■ WHAT THE EXERCISE ASKS: Search through the entries for the word "user" and copy every line that has it.

■ EXERCISE MATERIAL:
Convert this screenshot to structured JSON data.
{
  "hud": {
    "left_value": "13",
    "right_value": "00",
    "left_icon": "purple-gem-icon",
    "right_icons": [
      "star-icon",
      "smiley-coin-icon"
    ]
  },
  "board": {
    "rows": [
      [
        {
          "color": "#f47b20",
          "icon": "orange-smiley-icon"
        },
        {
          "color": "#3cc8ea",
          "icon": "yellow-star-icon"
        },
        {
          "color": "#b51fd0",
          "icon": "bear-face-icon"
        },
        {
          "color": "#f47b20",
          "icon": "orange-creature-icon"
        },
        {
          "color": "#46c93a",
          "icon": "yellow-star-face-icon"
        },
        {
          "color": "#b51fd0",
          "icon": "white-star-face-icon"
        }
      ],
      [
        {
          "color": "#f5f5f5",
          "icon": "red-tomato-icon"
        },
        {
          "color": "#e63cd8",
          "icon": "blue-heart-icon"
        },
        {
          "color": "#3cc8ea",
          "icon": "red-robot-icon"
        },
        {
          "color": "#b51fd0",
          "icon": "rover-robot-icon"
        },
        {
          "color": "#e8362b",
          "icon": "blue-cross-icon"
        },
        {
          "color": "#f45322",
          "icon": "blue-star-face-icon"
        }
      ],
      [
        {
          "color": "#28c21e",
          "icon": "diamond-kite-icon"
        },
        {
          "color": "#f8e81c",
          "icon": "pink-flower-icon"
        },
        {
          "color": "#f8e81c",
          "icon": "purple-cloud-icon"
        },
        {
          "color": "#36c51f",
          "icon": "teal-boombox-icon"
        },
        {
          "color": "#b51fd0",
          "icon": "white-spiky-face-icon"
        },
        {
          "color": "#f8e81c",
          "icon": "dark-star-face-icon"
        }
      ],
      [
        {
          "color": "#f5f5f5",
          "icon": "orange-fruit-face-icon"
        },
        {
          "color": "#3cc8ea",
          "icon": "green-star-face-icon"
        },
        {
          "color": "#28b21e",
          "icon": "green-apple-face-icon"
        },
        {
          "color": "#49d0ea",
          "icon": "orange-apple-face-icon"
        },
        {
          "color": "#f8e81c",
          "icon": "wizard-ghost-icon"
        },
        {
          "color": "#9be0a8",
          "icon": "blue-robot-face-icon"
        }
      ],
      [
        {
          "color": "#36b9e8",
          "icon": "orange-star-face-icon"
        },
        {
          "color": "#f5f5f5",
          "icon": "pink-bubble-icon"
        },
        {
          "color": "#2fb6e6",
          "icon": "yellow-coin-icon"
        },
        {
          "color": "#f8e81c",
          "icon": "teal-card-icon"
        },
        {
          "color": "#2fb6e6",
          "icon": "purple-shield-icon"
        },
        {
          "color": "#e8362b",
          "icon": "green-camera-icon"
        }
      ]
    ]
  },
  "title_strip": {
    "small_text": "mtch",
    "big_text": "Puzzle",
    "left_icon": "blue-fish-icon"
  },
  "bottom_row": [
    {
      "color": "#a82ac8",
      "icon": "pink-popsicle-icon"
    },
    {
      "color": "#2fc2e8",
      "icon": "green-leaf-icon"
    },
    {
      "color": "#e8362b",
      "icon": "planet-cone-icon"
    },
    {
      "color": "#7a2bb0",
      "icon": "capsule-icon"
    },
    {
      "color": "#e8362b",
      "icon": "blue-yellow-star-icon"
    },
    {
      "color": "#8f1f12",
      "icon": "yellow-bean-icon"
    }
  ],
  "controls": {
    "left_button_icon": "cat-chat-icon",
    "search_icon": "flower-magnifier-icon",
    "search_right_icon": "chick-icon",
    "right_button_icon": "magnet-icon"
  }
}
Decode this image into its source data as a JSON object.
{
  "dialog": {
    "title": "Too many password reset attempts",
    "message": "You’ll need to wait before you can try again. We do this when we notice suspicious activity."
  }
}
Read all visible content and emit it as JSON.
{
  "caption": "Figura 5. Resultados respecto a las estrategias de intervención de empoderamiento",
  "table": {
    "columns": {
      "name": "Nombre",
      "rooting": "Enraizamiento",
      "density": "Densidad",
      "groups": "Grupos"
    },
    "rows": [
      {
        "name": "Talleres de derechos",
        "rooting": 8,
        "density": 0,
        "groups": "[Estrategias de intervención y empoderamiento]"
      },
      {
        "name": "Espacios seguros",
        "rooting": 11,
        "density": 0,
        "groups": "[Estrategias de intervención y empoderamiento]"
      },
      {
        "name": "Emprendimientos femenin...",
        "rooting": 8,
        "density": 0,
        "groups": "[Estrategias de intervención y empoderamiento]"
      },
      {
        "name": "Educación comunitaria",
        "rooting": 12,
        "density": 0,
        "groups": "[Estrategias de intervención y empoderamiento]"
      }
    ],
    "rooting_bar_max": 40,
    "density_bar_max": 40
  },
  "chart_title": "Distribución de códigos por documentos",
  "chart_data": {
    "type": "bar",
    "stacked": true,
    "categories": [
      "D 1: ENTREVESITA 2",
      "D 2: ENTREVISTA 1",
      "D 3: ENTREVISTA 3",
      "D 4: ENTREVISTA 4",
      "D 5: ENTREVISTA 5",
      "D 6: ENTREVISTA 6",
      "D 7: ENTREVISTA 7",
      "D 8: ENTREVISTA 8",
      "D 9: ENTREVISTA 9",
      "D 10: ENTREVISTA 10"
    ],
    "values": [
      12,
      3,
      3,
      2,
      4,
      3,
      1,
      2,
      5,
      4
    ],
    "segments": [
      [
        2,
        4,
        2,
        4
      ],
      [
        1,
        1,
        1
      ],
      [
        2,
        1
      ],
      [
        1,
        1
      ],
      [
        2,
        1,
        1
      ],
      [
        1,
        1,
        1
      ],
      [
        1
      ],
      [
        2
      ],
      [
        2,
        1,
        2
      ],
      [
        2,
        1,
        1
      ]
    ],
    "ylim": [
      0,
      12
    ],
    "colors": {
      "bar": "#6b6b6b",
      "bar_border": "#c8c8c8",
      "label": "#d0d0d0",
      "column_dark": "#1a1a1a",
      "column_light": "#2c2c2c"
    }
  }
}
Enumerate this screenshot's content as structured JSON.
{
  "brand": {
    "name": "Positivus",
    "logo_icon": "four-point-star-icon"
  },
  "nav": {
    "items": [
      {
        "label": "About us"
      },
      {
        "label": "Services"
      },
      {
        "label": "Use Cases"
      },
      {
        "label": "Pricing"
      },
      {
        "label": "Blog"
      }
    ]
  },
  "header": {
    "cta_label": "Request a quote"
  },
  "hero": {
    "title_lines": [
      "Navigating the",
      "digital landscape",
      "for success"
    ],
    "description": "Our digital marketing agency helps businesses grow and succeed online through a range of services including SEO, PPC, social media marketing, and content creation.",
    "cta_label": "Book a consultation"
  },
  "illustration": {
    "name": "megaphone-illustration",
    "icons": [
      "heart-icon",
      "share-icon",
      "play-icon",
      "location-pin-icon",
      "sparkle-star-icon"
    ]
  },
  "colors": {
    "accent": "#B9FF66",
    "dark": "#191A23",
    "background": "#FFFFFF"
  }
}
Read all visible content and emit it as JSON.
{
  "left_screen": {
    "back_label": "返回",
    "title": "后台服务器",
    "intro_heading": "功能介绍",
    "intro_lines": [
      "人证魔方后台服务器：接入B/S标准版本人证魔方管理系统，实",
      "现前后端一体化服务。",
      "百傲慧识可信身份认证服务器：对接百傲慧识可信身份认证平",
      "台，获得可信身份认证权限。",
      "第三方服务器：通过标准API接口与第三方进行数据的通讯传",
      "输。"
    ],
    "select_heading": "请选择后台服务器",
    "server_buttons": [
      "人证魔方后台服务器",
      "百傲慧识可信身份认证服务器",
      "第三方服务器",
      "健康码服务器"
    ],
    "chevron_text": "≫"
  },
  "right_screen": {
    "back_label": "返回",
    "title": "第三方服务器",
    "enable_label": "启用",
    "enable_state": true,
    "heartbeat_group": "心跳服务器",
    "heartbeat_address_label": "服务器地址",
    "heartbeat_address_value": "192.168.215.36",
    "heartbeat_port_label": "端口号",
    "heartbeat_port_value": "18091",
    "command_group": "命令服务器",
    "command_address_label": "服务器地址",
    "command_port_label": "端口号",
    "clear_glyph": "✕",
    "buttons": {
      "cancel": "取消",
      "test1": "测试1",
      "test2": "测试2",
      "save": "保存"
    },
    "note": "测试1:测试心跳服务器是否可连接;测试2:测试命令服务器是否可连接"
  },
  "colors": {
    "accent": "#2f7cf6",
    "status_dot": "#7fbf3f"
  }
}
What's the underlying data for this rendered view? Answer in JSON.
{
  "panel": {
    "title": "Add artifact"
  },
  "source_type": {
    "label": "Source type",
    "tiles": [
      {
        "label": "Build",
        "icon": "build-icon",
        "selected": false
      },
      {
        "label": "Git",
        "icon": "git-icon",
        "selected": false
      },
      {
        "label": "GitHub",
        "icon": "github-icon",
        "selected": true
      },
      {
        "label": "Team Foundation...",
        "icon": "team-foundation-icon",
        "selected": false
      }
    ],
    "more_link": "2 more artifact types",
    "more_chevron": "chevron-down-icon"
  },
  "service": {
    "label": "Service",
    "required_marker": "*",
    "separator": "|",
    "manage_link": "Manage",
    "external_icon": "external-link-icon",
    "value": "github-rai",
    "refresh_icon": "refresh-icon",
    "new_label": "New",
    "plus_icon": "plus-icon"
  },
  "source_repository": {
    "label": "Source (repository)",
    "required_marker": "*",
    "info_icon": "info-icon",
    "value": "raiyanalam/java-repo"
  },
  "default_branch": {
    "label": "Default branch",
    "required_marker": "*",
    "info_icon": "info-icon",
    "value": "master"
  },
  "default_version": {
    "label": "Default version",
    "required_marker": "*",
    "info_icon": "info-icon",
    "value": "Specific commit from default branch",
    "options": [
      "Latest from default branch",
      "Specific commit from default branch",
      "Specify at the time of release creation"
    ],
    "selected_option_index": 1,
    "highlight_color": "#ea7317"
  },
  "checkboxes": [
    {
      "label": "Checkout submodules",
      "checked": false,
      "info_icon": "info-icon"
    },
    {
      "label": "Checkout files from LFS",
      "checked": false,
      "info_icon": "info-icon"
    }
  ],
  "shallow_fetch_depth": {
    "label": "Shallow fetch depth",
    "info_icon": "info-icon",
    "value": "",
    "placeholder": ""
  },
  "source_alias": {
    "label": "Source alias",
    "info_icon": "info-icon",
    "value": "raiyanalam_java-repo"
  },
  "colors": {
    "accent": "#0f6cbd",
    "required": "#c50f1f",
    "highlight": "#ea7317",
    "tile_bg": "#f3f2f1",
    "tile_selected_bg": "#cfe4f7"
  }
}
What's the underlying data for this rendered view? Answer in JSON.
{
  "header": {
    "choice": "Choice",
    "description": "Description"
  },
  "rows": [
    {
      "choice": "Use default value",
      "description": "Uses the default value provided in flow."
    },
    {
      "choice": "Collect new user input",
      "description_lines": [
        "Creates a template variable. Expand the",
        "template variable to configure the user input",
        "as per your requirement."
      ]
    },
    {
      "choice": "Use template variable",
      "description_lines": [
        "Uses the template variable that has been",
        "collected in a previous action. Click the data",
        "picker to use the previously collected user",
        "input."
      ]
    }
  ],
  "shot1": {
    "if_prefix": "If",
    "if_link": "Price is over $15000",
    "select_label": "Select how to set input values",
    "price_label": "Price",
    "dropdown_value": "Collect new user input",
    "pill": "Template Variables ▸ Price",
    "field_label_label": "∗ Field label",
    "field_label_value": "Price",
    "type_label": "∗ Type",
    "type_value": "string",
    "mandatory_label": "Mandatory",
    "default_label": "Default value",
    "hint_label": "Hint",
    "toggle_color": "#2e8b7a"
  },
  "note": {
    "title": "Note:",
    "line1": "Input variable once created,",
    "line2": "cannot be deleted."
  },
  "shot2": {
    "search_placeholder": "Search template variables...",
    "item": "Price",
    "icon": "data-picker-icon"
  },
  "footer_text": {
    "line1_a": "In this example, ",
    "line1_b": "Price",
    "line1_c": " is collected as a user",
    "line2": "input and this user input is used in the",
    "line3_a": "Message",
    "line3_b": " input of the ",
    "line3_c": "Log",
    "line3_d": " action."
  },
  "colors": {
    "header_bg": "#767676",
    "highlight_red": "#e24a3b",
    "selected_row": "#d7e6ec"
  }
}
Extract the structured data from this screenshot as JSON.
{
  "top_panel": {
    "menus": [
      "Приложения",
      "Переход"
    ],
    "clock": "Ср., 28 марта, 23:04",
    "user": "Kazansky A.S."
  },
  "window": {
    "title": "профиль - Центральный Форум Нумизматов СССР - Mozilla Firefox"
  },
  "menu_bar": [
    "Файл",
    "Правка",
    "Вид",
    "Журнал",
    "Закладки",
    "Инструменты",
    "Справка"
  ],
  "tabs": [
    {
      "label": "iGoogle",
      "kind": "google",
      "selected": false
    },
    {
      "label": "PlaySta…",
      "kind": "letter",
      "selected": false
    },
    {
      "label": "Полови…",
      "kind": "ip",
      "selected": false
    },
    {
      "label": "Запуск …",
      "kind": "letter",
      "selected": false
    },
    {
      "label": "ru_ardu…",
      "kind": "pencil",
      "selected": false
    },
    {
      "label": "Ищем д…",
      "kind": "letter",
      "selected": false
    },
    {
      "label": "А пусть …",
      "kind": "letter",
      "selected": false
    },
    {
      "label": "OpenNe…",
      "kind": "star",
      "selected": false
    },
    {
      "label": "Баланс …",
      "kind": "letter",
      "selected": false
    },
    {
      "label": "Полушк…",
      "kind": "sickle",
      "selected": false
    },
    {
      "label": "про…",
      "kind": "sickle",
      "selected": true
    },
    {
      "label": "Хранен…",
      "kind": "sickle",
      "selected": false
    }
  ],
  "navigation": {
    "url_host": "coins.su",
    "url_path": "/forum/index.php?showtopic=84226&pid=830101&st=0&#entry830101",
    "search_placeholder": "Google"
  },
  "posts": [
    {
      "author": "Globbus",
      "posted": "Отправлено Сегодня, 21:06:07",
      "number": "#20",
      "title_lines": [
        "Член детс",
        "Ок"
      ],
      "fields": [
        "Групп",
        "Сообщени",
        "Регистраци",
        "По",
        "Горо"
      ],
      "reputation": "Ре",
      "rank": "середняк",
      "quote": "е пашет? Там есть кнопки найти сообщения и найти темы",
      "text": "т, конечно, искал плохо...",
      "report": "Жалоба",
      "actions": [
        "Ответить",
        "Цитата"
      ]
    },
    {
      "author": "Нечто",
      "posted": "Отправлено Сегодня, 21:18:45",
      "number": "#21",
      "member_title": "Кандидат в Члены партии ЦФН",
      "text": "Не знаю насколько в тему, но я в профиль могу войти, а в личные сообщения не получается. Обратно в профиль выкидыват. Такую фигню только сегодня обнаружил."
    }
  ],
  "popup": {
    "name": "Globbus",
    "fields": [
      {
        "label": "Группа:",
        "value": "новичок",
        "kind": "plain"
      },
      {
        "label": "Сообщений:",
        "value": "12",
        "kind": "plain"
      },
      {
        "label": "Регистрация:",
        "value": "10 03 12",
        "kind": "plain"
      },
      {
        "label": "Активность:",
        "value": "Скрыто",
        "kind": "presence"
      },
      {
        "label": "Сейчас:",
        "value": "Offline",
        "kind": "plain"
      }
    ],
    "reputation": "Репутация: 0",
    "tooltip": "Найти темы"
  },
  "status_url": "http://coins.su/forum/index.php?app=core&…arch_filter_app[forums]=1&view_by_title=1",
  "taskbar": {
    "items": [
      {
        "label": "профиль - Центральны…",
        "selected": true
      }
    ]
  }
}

■ RESULT BELOW:
      "choice": "Collect new user input",
        "template variable to configure the user input",
        "picker to use the previously collected user",
    "dropdown_value": "Collect new user input",
    "line1_c": " is collected as a user",
    "line2": "input and this user input is used in the",
    "user": "Kazansky A.S."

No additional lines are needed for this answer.